● EXERCISE MATERIALS:
┌──
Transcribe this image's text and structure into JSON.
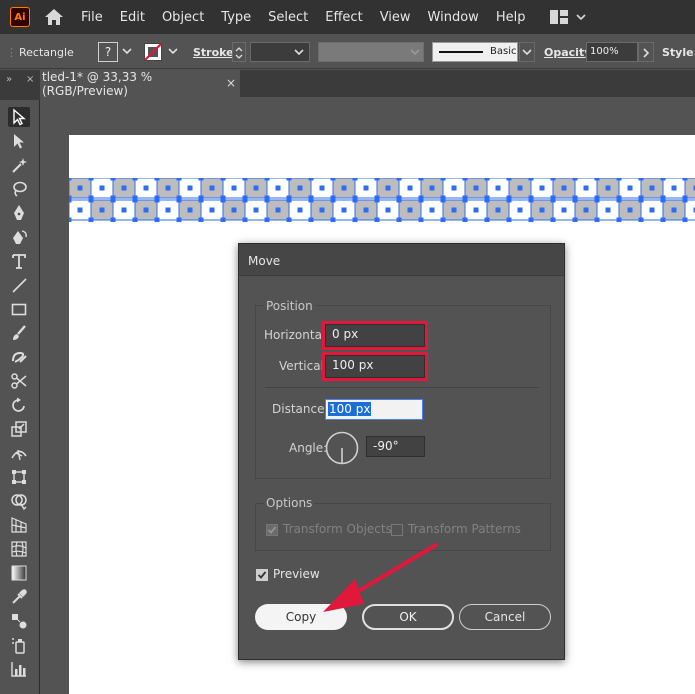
{
  "app": {
    "logo": "Ai"
  },
  "menu": [
    "File",
    "Edit",
    "Object",
    "Type",
    "Select",
    "Effect",
    "View",
    "Window",
    "Help"
  ],
  "control": {
    "shape_label": "Rectangle",
    "stroke_label": "Stroke:",
    "profile_label": "Basic",
    "opacity_label": "Opacity:",
    "opacity_value": "100%",
    "style_label": "Style:"
  },
  "document": {
    "tab_title": "tled-1* @ 33,33 % (RGB/Preview)",
    "close": "×"
  },
  "dialog": {
    "title": "Move",
    "position_group": "Position",
    "horizontal_label": "Horizontal:",
    "horizontal_value": "0 px",
    "vertical_label": "Vertical:",
    "vertical_value": "100 px",
    "distance_label": "Distance:",
    "distance_value": "100 px",
    "angle_label": "Angle:",
    "angle_value": "-90°",
    "options_group": "Options",
    "transform_objects": "Transform Objects",
    "transform_patterns": "Transform Patterns",
    "preview_label": "Preview",
    "copy_button": "Copy",
    "ok_button": "OK",
    "cancel_button": "Cancel"
  },
  "colors": {
    "accent_red": "#e1173c",
    "selection_blue": "#2e6cf5",
    "tile_gray": "#bdbdbd"
  }
}
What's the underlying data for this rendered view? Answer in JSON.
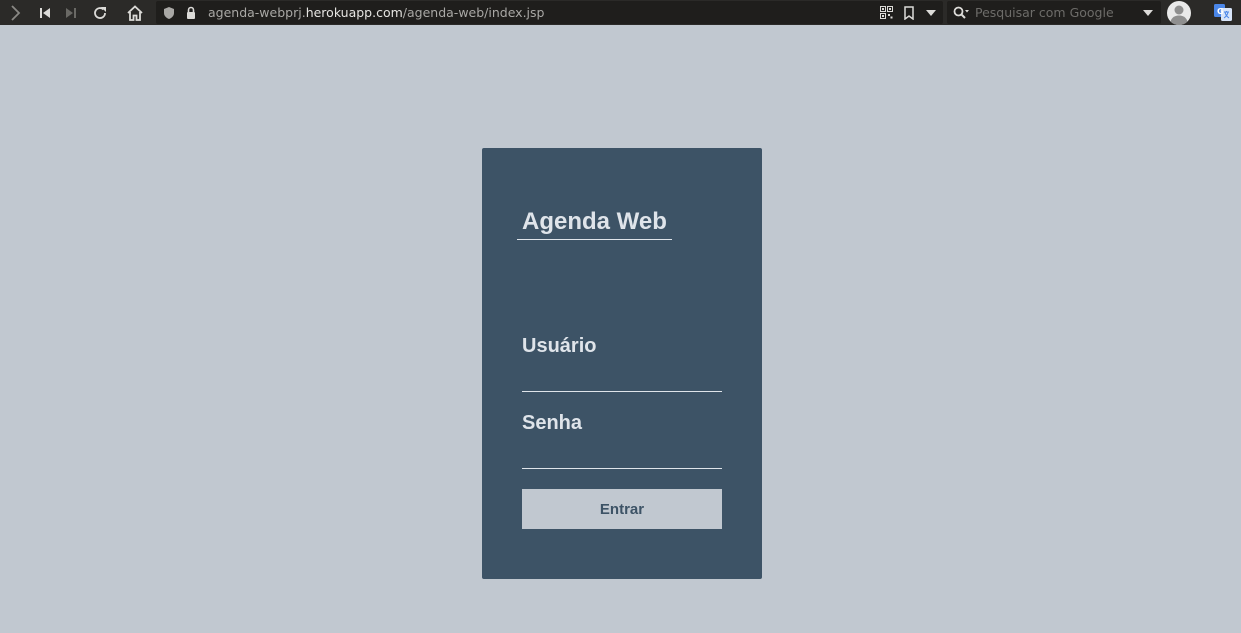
{
  "browser": {
    "url_prefix": "agenda-webprj.",
    "url_domain": "herokuapp.com",
    "url_path": "/agenda-web/index.jsp",
    "search_placeholder": "Pesquisar com Google"
  },
  "login": {
    "title": "Agenda Web",
    "username_label": "Usuário",
    "username_value": "",
    "password_label": "Senha",
    "password_value": "",
    "submit_label": "Entrar"
  },
  "colors": {
    "page_background": "#c1c8d0",
    "card_background": "#3d5366",
    "card_text": "#dfe4ea",
    "button_background": "#c1c8d0",
    "button_text": "#3d5366"
  }
}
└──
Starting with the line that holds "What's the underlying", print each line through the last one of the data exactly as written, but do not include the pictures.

● WRITTEN ANSWER:
What's the underlying data for this rendered view? Answer in JSON.
{
  "browser": {
    "url_prefix": "agenda-webprj.",
    "url_domain": "herokuapp.com",
    "url_path": "/agenda-web/index.jsp",
    "search_placeholder": "Pesquisar com Google"
  },
  "login": {
    "title": "Agenda Web",
    "username_label": "Usuário",
    "username_value": "",
    "password_label": "Senha",
    "password_value": "",
    "submit_label": "Entrar"
  },
  "colors": {
    "page_background": "#c1c8d0",
    "card_background": "#3d5366",
    "card_text": "#dfe4ea",
    "button_background": "#c1c8d0",
    "button_text": "#3d5366"
  }
}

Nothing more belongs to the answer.